You Can Help Stop Climate Change At Home
Your home - where you can help stop climate change
Are you plugged in to energy saving? Households use 25% of the EU's energy and this figure is rising. The home is one of the areas where we can all reduce energy use and therefore CO2 emissions.
Basic steps like turning off the lights and turning down the thermostat can lead to huge savings. In July consumers across the EU got the right to choose their own gas or electricity suppliers. This move was backed by MEPs. As winter sets in and the first snows across Europe settle we look at energy in the home.
Energy use in buildings is steadily climbing up the political spectrum. Given that so much energy is used by homes and with simple steps like insulation, double glazing and efficient light bulbs leading to huge savings, it is not surprising MEPs have been urging action.
As long ago as 2002 Parliament backed a report on "Energy Efficiency of Buildings". Drafted by Spanish EPP-ED member Alejo Vidal-Quadras, one of its recommendations was that bills for heating and water consumption be in line with consumption. In other words people should be made more aware of how much energy they are using. In fact, the amount of energy used in everyday items can be substantial...
Did you know that...?
* A TV on "standby" uses 45% of the electricity used by a TV that is on.
* Electrical equipment on standby uses 10% of household energy in the EU.
* Turning down the thermostat just 1º means energy savings of 7%.
* Washing clothes at 30º C as opposed to 40º C uses 40% less energy and is generally as efficient.
* Leaving phone re-chargers plugged in uses energy - 95% of which is wasted.
Tell me more about my new choices
As a result of European directives, from 1 July 2007 the vast majority of EU citizens benefited from the opening of energy markets and the choice of electricity and gas supplier. The way proposed by the EU consists mainly in "unbundling" - the separation of supply and production activities from network operations.
Although consumers are not obliged to change their energy suppliers, such a change may ensure a better deal in terms of price and service. It is hoped that extra choice will lead to better competition between electricity and gas suppliers - encouraging better service.
It is too early for full statistics from specific countries about how many households have changed their supplier. However, there are indications that significant numbers of consumers have opted to switch suppliers.

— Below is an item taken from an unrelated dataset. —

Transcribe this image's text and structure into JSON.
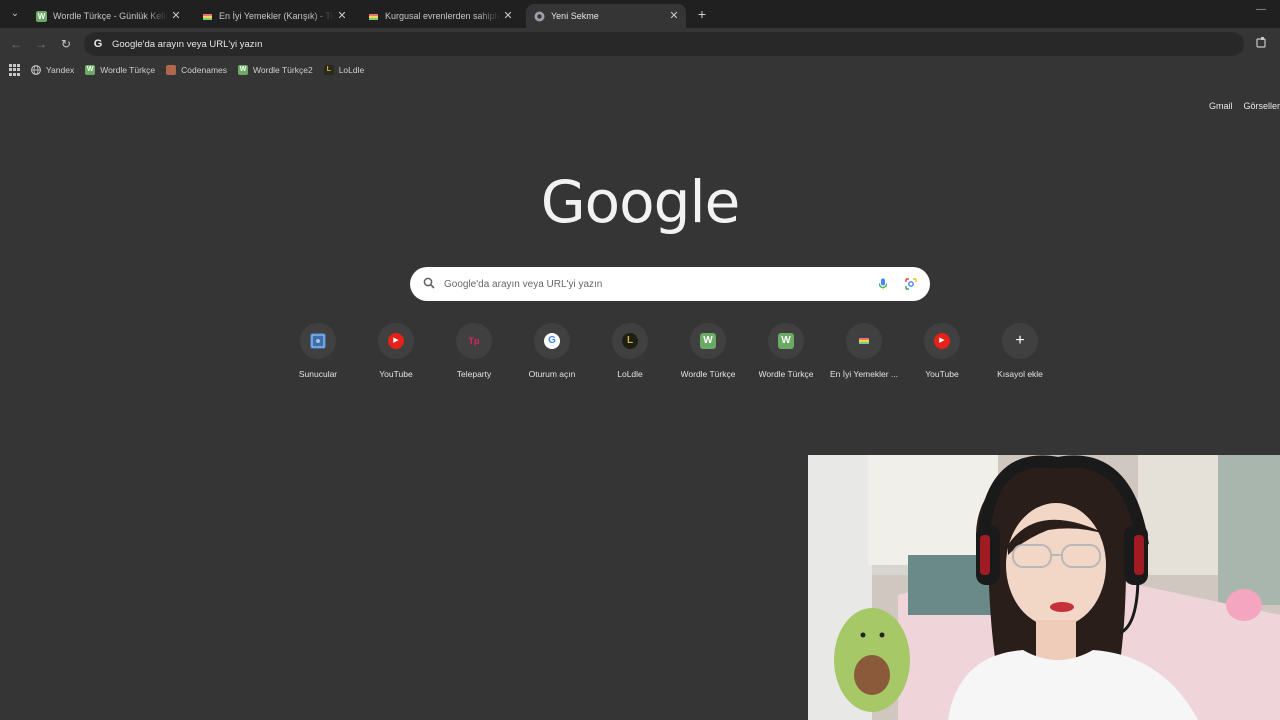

MEPs back July liberalisation
In July this year Parliament backed the liberalisation measures as good for EU consumers. A further report by Mr Vidal-Quadras on the new measures, which was adopted in early July, concluded the following:
Unbundling is the most effective tool to promote investments in infrastructure, access to the grid for new companies and a more open market.
* The current level of unbundling in some countries is insufficient.
* The very different natures of the gas and electricity sectors makes the unbundling options more complicated for gas.
Speaking about his report and the new measures Mr Vidal-Quadras said "we are in a period where we need to optimise the use of energy and citizens need a radical change of attitude in their consuming habits, which requires that they know the real costs of energy". He went on to say that "this will only happen once the markets are really open to competition...when citizens will, in practice, be able to switch providers freely".
The Commission's forthcoming 3rd energy package aims to extend the liberalisation of gas and electricity and the right for consumers to choose their suppliers even further. It will tackle areas and involve countries where this right is not implemented. MEPs will debate the package later this year.
This article is the first of a series on energy use in the EU, look out for others in the coming weeks.